What the task asks: Go line by line through the entries and show those that hold the string "amount".

Data for the task:
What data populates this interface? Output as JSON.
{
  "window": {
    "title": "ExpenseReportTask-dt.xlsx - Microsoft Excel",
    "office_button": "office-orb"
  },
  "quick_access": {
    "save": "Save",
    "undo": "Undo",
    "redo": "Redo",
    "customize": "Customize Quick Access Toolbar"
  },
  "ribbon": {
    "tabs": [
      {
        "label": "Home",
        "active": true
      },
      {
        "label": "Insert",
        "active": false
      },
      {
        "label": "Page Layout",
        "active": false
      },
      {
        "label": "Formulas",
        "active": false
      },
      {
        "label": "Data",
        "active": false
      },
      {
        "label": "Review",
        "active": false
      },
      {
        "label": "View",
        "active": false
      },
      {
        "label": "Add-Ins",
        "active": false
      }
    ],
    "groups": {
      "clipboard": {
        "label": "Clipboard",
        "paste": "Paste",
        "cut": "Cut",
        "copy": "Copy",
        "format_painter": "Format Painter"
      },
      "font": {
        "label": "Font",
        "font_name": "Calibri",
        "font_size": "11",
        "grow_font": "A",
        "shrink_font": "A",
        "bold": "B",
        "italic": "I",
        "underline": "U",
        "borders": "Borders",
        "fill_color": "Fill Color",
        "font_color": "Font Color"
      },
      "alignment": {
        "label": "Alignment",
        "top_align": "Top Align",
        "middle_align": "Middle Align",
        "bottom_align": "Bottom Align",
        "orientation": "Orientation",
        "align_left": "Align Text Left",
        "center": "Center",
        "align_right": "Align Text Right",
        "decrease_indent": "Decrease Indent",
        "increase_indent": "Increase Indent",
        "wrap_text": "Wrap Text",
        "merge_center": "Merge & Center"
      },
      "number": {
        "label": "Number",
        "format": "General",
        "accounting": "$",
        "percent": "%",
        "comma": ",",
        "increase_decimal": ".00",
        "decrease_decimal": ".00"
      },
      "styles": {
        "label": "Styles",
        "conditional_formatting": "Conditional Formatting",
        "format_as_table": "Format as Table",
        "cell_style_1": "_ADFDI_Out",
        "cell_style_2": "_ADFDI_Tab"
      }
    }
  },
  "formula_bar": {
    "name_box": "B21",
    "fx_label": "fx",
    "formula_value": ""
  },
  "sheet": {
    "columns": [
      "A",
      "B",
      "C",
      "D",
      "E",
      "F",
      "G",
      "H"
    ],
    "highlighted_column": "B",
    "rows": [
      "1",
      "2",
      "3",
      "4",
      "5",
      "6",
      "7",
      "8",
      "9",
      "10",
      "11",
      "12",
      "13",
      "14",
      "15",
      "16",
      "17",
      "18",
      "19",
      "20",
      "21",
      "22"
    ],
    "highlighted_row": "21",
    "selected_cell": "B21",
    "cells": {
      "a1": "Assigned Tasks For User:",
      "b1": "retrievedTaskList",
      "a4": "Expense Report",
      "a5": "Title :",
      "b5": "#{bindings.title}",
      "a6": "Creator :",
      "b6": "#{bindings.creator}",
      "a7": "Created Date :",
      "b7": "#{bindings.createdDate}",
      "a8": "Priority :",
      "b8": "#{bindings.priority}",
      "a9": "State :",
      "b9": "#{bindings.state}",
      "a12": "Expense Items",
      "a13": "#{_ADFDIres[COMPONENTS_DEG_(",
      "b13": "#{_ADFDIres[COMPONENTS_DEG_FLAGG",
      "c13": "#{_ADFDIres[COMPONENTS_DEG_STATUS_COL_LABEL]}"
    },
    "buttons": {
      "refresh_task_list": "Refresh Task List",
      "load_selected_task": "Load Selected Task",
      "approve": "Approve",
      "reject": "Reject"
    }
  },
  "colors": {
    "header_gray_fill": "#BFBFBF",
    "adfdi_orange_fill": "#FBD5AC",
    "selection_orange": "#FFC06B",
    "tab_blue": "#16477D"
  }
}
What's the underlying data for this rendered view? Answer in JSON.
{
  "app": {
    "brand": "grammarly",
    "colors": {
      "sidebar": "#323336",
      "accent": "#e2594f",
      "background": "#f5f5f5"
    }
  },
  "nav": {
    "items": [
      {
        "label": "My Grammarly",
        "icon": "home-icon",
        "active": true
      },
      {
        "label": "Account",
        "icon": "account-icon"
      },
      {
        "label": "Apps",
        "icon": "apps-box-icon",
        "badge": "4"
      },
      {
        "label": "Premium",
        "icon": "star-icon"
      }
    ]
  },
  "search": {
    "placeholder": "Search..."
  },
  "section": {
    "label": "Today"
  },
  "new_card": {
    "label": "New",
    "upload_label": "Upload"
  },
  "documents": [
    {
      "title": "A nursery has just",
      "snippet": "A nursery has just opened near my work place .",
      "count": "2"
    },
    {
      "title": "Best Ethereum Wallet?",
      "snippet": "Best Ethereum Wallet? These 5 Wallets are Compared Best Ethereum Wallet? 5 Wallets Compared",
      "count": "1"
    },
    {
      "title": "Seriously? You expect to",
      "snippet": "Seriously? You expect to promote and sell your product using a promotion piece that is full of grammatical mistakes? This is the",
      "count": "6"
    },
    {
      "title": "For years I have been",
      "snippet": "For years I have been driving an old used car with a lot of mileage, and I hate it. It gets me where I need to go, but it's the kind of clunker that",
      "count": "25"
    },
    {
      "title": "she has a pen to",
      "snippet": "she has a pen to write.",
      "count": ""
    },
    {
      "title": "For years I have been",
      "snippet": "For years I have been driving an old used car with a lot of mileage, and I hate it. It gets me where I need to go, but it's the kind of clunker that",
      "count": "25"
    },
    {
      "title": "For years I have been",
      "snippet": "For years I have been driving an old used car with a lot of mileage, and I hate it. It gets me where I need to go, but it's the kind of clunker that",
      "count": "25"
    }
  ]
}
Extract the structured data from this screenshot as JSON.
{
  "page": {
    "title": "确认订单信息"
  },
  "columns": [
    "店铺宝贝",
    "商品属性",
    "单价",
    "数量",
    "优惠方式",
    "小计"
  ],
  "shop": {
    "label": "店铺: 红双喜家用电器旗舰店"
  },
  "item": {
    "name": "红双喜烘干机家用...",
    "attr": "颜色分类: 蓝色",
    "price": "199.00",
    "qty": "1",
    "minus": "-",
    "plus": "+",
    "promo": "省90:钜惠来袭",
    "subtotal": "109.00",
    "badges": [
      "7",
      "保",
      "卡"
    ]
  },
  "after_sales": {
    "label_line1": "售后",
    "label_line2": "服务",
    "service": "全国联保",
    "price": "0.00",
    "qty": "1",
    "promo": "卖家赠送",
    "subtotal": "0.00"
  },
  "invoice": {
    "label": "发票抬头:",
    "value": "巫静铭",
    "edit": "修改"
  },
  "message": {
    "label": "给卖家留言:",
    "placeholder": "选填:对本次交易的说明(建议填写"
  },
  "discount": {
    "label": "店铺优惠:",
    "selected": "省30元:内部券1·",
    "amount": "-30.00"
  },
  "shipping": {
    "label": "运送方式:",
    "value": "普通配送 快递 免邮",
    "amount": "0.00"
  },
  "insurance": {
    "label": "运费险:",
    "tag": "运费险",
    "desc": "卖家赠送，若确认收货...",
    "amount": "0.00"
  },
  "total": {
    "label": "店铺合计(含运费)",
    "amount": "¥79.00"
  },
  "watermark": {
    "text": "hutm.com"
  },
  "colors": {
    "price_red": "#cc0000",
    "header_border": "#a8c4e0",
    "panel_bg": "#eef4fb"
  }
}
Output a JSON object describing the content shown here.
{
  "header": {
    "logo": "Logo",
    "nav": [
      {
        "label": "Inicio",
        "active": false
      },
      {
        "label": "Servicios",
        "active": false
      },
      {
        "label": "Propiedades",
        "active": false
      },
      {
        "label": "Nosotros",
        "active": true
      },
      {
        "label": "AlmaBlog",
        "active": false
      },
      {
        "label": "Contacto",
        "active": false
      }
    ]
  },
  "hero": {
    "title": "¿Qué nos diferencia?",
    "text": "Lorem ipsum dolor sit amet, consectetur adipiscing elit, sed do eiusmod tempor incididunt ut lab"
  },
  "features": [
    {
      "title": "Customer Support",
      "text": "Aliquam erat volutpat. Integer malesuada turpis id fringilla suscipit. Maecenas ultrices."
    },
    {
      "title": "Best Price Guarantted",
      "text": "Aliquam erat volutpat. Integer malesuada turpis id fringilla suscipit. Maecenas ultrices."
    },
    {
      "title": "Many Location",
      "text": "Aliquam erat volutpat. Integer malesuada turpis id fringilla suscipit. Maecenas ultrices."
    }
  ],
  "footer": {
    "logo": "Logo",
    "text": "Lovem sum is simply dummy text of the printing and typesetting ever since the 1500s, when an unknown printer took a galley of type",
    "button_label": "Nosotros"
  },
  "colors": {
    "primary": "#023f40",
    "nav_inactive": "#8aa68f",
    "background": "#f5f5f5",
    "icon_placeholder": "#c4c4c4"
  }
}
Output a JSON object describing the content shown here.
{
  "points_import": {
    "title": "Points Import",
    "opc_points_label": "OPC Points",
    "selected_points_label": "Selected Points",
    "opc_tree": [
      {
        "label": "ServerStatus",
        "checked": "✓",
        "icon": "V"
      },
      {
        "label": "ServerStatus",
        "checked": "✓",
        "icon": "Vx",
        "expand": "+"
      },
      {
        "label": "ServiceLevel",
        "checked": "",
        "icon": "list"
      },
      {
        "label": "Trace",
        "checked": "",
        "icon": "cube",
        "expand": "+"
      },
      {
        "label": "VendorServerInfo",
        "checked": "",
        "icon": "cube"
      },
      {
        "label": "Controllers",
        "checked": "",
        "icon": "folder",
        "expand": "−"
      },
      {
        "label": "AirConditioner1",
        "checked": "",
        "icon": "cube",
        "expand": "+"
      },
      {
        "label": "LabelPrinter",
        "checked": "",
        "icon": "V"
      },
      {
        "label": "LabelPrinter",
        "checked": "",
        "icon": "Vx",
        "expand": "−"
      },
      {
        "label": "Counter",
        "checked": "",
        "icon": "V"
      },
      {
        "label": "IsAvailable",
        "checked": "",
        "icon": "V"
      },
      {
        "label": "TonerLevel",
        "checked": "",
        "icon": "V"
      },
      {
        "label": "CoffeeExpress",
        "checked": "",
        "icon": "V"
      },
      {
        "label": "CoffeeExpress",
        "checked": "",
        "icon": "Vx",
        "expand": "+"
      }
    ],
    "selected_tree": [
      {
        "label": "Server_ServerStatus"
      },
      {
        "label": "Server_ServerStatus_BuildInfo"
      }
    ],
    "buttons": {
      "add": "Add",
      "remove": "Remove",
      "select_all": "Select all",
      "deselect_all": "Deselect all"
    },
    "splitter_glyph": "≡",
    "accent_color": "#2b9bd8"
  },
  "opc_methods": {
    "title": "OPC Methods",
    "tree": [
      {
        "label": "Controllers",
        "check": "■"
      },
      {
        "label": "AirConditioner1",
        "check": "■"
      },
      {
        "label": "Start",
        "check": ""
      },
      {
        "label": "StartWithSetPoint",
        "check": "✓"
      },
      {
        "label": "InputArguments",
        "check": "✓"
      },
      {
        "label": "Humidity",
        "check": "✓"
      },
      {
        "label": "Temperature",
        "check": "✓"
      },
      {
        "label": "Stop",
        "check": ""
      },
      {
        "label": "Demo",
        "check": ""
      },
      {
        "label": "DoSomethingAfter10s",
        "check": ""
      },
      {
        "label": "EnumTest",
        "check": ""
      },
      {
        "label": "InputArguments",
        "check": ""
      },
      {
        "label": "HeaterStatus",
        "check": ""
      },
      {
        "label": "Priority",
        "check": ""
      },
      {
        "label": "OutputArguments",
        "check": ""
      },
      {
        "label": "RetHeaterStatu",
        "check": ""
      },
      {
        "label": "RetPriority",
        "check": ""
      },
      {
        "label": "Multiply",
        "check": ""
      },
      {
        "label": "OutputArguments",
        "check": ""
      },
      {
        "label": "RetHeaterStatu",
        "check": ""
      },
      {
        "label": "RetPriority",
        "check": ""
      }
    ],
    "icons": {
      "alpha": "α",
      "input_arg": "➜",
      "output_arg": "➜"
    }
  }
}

Your solution:
    "amount": "-30.00"
    "amount": "0.00"
    "amount": "0.00"
    "amount": "¥79.00"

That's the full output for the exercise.